INFORMATION PROVIDED ::
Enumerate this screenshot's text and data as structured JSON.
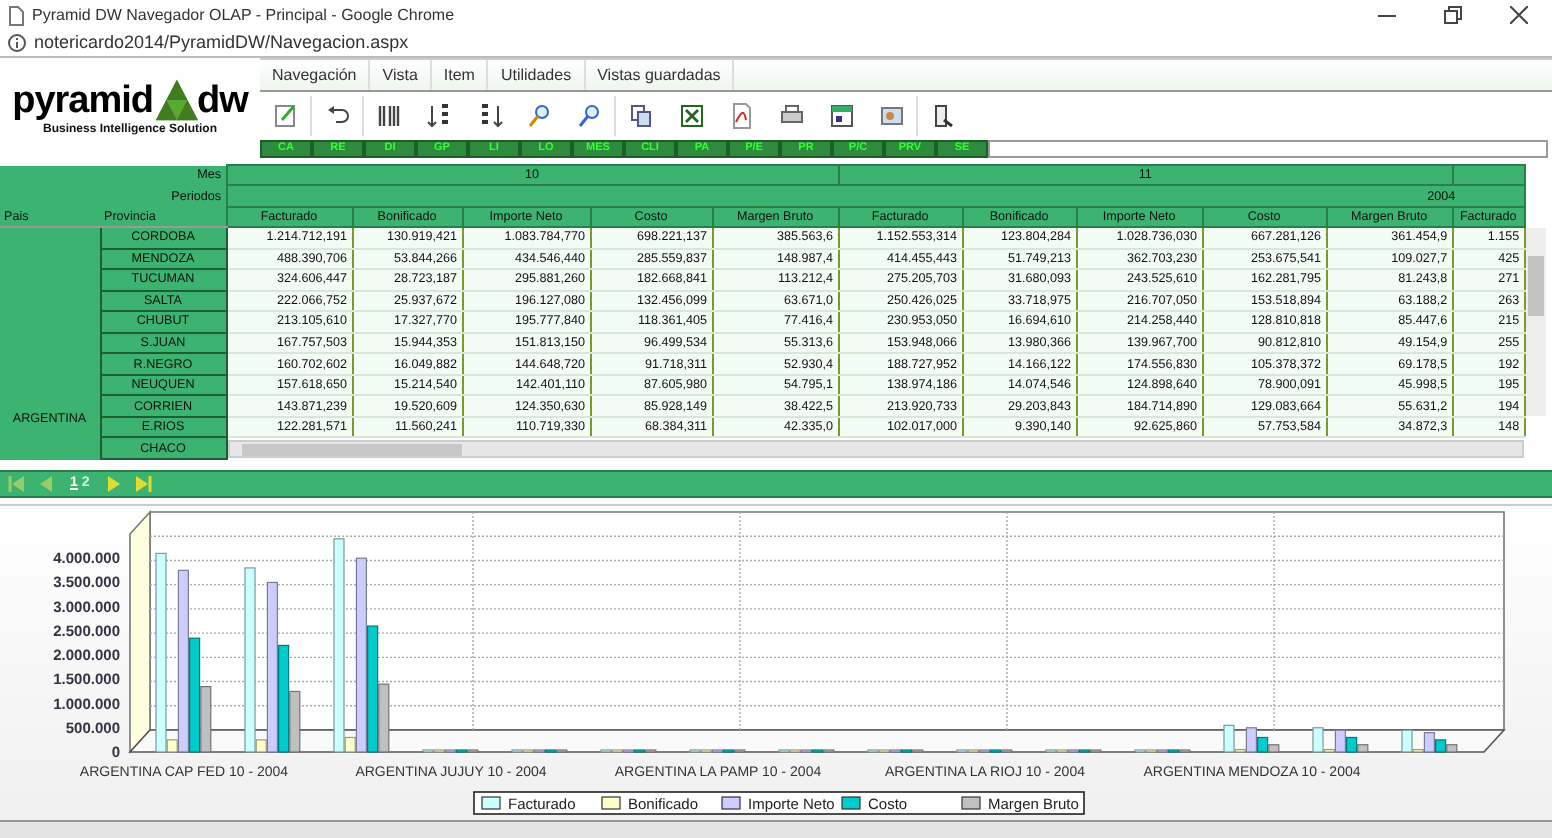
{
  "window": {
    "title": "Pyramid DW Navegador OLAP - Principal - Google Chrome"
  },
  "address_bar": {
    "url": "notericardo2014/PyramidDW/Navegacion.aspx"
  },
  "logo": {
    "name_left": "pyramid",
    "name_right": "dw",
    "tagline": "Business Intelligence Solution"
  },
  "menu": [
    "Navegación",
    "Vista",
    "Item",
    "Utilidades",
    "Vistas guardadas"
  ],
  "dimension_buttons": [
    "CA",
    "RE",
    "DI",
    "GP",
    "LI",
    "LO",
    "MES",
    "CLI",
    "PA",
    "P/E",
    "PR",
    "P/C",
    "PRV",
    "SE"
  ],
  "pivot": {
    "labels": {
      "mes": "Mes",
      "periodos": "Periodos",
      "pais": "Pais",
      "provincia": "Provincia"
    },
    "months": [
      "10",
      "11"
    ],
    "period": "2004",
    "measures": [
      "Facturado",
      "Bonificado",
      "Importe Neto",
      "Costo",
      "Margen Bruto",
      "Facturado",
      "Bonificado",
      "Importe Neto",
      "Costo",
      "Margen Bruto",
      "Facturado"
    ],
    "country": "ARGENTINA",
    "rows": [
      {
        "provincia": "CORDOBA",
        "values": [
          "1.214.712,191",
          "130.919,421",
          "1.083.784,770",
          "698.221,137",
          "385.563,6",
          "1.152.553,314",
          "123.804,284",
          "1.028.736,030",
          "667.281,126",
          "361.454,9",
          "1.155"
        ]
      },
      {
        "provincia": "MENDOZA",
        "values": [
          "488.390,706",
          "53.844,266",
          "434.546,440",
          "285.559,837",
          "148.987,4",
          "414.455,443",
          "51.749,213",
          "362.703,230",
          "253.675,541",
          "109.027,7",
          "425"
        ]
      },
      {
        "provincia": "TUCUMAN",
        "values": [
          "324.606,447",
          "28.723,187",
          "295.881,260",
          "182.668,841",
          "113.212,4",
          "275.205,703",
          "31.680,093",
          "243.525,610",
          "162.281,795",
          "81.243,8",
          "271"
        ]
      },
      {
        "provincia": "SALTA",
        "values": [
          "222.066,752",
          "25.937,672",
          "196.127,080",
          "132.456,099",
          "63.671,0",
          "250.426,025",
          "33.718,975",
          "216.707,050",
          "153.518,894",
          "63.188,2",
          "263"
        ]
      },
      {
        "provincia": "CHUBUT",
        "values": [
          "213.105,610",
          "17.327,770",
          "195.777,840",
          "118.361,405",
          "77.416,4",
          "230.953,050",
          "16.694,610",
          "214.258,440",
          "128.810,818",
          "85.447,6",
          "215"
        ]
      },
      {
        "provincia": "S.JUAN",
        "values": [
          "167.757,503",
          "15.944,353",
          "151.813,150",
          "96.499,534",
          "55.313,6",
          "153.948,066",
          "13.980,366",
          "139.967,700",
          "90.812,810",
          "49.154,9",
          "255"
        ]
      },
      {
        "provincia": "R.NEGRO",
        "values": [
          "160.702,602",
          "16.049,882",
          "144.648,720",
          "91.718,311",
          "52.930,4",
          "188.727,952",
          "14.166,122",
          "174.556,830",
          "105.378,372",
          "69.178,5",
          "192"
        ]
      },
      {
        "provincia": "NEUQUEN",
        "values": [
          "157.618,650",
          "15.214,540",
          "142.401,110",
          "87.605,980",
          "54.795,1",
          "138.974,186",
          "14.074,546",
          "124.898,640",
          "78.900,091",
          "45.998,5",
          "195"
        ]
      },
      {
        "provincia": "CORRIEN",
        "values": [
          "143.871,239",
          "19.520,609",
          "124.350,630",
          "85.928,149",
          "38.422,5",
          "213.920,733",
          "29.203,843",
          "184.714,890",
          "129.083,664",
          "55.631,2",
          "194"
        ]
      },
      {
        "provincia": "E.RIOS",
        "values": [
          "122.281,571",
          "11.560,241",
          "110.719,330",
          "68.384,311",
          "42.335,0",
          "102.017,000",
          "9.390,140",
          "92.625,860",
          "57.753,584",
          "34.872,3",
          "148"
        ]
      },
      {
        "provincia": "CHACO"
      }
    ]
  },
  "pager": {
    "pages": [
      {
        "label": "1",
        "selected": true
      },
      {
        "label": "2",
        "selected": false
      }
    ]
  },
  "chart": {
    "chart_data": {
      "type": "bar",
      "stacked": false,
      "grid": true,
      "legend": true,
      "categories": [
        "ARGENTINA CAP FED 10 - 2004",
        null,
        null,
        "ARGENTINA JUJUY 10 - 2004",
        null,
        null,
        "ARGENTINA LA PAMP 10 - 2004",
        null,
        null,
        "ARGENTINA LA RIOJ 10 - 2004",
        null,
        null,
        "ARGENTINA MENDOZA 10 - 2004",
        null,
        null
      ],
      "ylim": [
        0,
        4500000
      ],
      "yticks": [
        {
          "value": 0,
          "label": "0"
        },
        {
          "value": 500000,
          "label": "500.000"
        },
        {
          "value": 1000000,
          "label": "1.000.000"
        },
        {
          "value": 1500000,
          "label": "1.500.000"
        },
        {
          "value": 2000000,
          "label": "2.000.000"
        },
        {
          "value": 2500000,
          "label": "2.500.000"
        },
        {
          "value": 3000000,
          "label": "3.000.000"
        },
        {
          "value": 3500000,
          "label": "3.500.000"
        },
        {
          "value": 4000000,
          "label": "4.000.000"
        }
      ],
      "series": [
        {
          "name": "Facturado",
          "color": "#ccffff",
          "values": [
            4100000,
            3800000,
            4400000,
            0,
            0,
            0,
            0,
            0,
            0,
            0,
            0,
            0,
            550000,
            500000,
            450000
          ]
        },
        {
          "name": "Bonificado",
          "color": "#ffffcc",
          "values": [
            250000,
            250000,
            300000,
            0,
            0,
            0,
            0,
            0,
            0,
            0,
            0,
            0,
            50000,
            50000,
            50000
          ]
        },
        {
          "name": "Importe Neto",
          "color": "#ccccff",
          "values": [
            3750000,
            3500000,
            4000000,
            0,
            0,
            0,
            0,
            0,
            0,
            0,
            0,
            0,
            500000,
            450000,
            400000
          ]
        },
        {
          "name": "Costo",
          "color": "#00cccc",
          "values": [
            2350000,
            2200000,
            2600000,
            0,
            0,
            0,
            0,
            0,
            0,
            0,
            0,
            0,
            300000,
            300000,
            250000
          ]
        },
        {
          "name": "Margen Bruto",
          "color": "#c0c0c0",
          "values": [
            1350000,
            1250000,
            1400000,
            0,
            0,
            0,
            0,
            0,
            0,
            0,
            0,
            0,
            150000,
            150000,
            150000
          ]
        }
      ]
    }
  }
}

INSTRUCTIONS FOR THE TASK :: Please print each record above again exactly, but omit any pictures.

OUTPUT FOR THIS TASK ::
Enumerate this screenshot's text and data as structured JSON.
{
  "window": {
    "title": "Pyramid DW Navegador OLAP - Principal - Google Chrome"
  },
  "address_bar": {
    "url": "notericardo2014/PyramidDW/Navegacion.aspx"
  },
  "logo": {
    "name_left": "pyramid",
    "name_right": "dw",
    "tagline": "Business Intelligence Solution"
  },
  "menu": [
    "Navegación",
    "Vista",
    "Item",
    "Utilidades",
    "Vistas guardadas"
  ],
  "dimension_buttons": [
    "CA",
    "RE",
    "DI",
    "GP",
    "LI",
    "LO",
    "MES",
    "CLI",
    "PA",
    "P/E",
    "PR",
    "P/C",
    "PRV",
    "SE"
  ],
  "pivot": {
    "labels": {
      "mes": "Mes",
      "periodos": "Periodos",
      "pais": "Pais",
      "provincia": "Provincia"
    },
    "months": [
      "10",
      "11"
    ],
    "period": "2004",
    "measures": [
      "Facturado",
      "Bonificado",
      "Importe Neto",
      "Costo",
      "Margen Bruto",
      "Facturado",
      "Bonificado",
      "Importe Neto",
      "Costo",
      "Margen Bruto",
      "Facturado"
    ],
    "country": "ARGENTINA",
    "rows": [
      {
        "provincia": "CORDOBA",
        "values": [
          "1.214.712,191",
          "130.919,421",
          "1.083.784,770",
          "698.221,137",
          "385.563,6",
          "1.152.553,314",
          "123.804,284",
          "1.028.736,030",
          "667.281,126",
          "361.454,9",
          "1.155"
        ]
      },
      {
        "provincia": "MENDOZA",
        "values": [
          "488.390,706",
          "53.844,266",
          "434.546,440",
          "285.559,837",
          "148.987,4",
          "414.455,443",
          "51.749,213",
          "362.703,230",
          "253.675,541",
          "109.027,7",
          "425"
        ]
      },
      {
        "provincia": "TUCUMAN",
        "values": [
          "324.606,447",
          "28.723,187",
          "295.881,260",
          "182.668,841",
          "113.212,4",
          "275.205,703",
          "31.680,093",
          "243.525,610",
          "162.281,795",
          "81.243,8",
          "271"
        ]
      },
      {
        "provincia": "SALTA",
        "values": [
          "222.066,752",
          "25.937,672",
          "196.127,080",
          "132.456,099",
          "63.671,0",
          "250.426,025",
          "33.718,975",
          "216.707,050",
          "153.518,894",
          "63.188,2",
          "263"
        ]
      },
      {
        "provincia": "CHUBUT",
        "values": [
          "213.105,610",
          "17.327,770",
          "195.777,840",
          "118.361,405",
          "77.416,4",
          "230.953,050",
          "16.694,610",
          "214.258,440",
          "128.810,818",
          "85.447,6",
          "215"
        ]
      },
      {
        "provincia": "S.JUAN",
        "values": [
          "167.757,503",
          "15.944,353",
          "151.813,150",
          "96.499,534",
          "55.313,6",
          "153.948,066",
          "13.980,366",
          "139.967,700",
          "90.812,810",
          "49.154,9",
          "255"
        ]
      },
      {
        "provincia": "R.NEGRO",
        "values": [
          "160.702,602",
          "16.049,882",
          "144.648,720",
          "91.718,311",
          "52.930,4",
          "188.727,952",
          "14.166,122",
          "174.556,830",
          "105.378,372",
          "69.178,5",
          "192"
        ]
      },
      {
        "provincia": "NEUQUEN",
        "values": [
          "157.618,650",
          "15.214,540",
          "142.401,110",
          "87.605,980",
          "54.795,1",
          "138.974,186",
          "14.074,546",
          "124.898,640",
          "78.900,091",
          "45.998,5",
          "195"
        ]
      },
      {
        "provincia": "CORRIEN",
        "values": [
          "143.871,239",
          "19.520,609",
          "124.350,630",
          "85.928,149",
          "38.422,5",
          "213.920,733",
          "29.203,843",
          "184.714,890",
          "129.083,664",
          "55.631,2",
          "194"
        ]
      },
      {
        "provincia": "E.RIOS",
        "values": [
          "122.281,571",
          "11.560,241",
          "110.719,330",
          "68.384,311",
          "42.335,0",
          "102.017,000",
          "9.390,140",
          "92.625,860",
          "57.753,584",
          "34.872,3",
          "148"
        ]
      },
      {
        "provincia": "CHACO"
      }
    ]
  },
  "pager": {
    "pages": [
      {
        "label": "1",
        "selected": true
      },
      {
        "label": "2",
        "selected": false
      }
    ]
  },
  "chart": {
    "chart_data": {
      "type": "bar",
      "stacked": false,
      "grid": true,
      "legend": true,
      "categories": [
        "ARGENTINA CAP FED 10 - 2004",
        null,
        null,
        "ARGENTINA JUJUY 10 - 2004",
        null,
        null,
        "ARGENTINA LA PAMP 10 - 2004",
        null,
        null,
        "ARGENTINA LA RIOJ 10 - 2004",
        null,
        null,
        "ARGENTINA MENDOZA 10 - 2004",
        null,
        null
      ],
      "ylim": [
        0,
        4500000
      ],
      "yticks": [
        {
          "value": 0,
          "label": "0"
        },
        {
          "value": 500000,
          "label": "500.000"
        },
        {
          "value": 1000000,
          "label": "1.000.000"
        },
        {
          "value": 1500000,
          "label": "1.500.000"
        },
        {
          "value": 2000000,
          "label": "2.000.000"
        },
        {
          "value": 2500000,
          "label": "2.500.000"
        },
        {
          "value": 3000000,
          "label": "3.000.000"
        },
        {
          "value": 3500000,
          "label": "3.500.000"
        },
        {
          "value": 4000000,
          "label": "4.000.000"
        }
      ],
      "series": [
        {
          "name": "Facturado",
          "color": "#ccffff",
          "values": [
            4100000,
            3800000,
            4400000,
            0,
            0,
            0,
            0,
            0,
            0,
            0,
            0,
            0,
            550000,
            500000,
            450000
          ]
        },
        {
          "name": "Bonificado",
          "color": "#ffffcc",
          "values": [
            250000,
            250000,
            300000,
            0,
            0,
            0,
            0,
            0,
            0,
            0,
            0,
            0,
            50000,
            50000,
            50000
          ]
        },
        {
          "name": "Importe Neto",
          "color": "#ccccff",
          "values": [
            3750000,
            3500000,
            4000000,
            0,
            0,
            0,
            0,
            0,
            0,
            0,
            0,
            0,
            500000,
            450000,
            400000
          ]
        },
        {
          "name": "Costo",
          "color": "#00cccc",
          "values": [
            2350000,
            2200000,
            2600000,
            0,
            0,
            0,
            0,
            0,
            0,
            0,
            0,
            0,
            300000,
            300000,
            250000
          ]
        },
        {
          "name": "Margen Bruto",
          "color": "#c0c0c0",
          "values": [
            1350000,
            1250000,
            1400000,
            0,
            0,
            0,
            0,
            0,
            0,
            0,
            0,
            0,
            150000,
            150000,
            150000
          ]
        }
      ]
    }
  }
}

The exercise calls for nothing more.